This research investigates the use of ICTs to empower the situated agency of potential victims of human trafficking, to enable them to identify themselves to frontline responders and enhance their conditions.
The International Labor Organization estimates that there are 21 million people in situations of human trafficking, with 68% of these occurring within supply chains of private sector industries, and 22% in situations of sexual exploitation. In their 2017 Trafficking in Persons Report, the US State Department reported that in 2016, 0.3% of the total estimated victims were identified (66,520 people). Related work has shown that traffickers isolate potential victims from online as well as offline networks, so a question that this research seeks to understand is what ICTs could be leveraged to allow migrant workers to self-identify as victims of human trafficking.

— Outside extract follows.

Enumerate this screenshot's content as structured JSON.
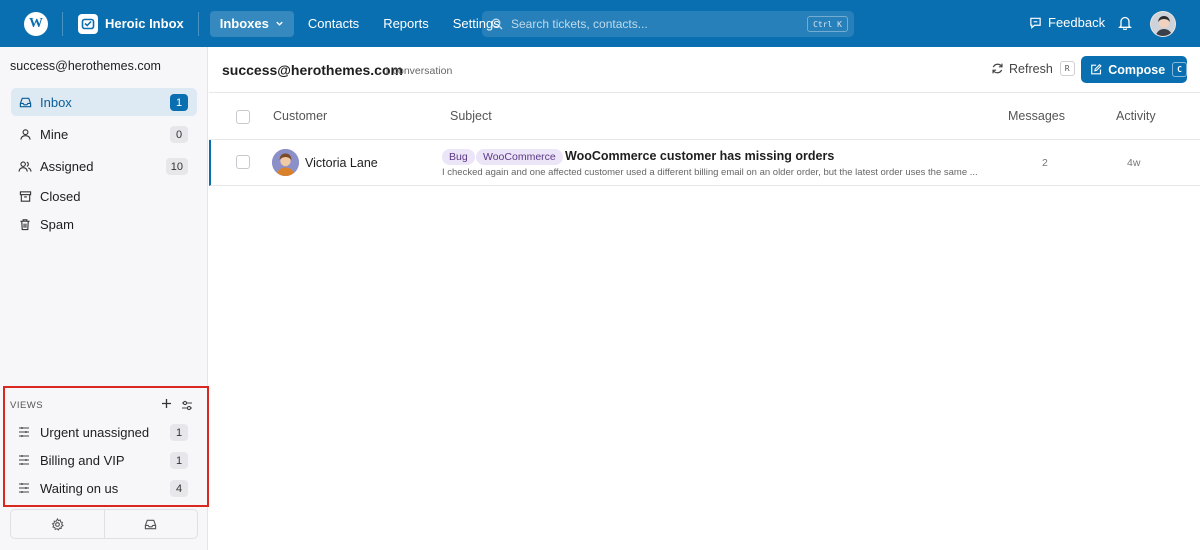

To understand how ICTs can be leveraged to support potential victims, this research aims to answer the following questions:
This research uses an iterative approach, following the basic flow of needs assessment, technology development, monitoring and evaluation, and then subsequent redesign. For the pilot investigation, the target group consists of migrant workers in vulnerable situations in Thailand.
RESEARCH OBJECTIVES AND METHODS
Different methodologies are adopted across this research to address the following research objectives:
As part of the migrant technology project, this research also seeks to contribute to a broader understanding of the use of ICTs by migrant workers in vulnerable situations, to empower their situated agency and change their overall working conditions.
Human Trafficking, ICTs, Self Identification, Situated Agency